Please go line by line through the material and copy each one containing the word "icon".

####################

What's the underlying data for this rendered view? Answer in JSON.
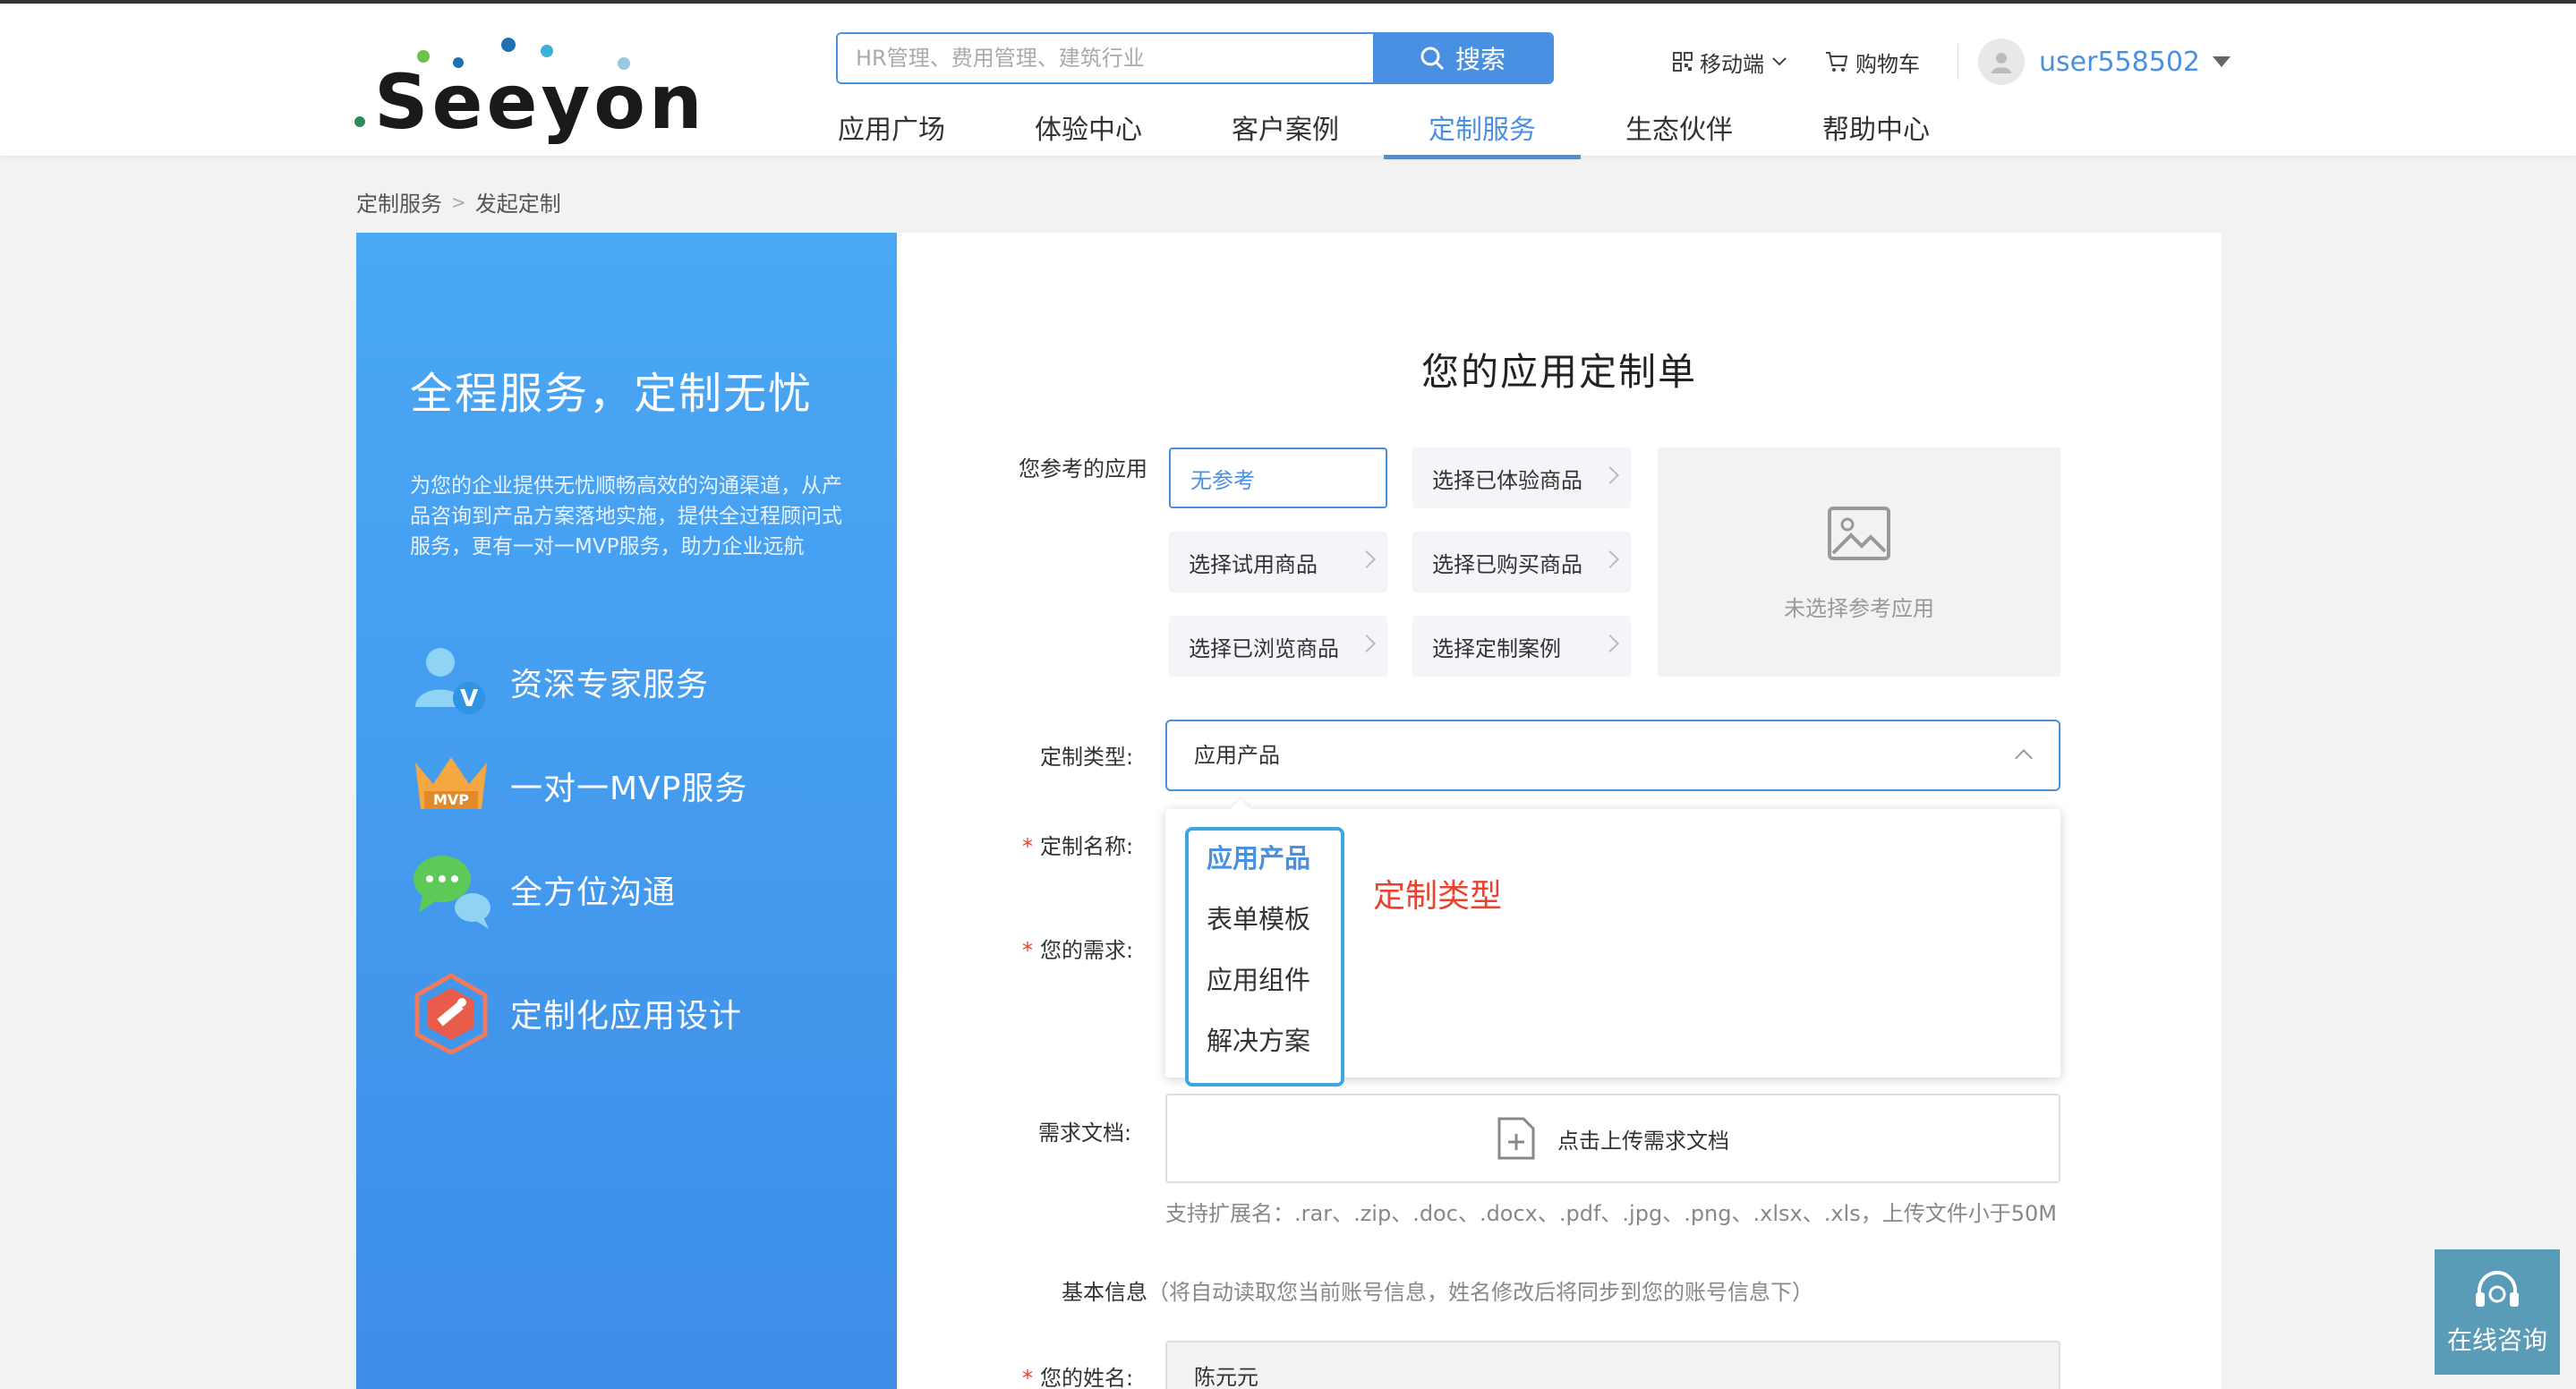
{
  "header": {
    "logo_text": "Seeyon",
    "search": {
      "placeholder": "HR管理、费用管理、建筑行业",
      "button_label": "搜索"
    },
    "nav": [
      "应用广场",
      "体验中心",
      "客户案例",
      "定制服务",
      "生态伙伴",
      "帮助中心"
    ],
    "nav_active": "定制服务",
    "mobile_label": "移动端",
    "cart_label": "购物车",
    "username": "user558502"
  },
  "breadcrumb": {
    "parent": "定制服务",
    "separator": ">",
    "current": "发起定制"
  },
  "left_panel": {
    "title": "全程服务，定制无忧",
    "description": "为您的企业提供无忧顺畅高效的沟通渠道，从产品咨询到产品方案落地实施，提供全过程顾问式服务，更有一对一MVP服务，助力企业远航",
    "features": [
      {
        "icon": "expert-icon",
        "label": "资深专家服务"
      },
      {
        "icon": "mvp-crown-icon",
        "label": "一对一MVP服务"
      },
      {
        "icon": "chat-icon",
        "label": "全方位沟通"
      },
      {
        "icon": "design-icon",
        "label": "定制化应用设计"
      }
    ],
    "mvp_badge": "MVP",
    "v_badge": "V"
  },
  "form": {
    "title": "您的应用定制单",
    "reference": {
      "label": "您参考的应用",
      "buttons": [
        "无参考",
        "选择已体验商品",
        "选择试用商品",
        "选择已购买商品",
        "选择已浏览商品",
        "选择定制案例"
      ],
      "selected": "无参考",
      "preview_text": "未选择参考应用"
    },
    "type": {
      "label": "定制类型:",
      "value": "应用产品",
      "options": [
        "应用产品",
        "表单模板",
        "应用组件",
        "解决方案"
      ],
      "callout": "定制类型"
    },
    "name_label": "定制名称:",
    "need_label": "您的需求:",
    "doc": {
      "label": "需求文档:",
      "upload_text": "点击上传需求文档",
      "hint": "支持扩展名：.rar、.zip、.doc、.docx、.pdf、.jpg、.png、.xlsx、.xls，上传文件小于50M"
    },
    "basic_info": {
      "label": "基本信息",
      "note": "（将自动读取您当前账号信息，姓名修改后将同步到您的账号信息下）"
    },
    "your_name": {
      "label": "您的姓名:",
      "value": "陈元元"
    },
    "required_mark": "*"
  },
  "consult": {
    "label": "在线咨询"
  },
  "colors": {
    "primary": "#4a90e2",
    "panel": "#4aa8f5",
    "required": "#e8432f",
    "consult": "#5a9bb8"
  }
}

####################

Task result
        "icon": "expert-icon",
        "icon": "mvp-crown-icon",
        "icon": "chat-icon",
        "icon": "design-icon",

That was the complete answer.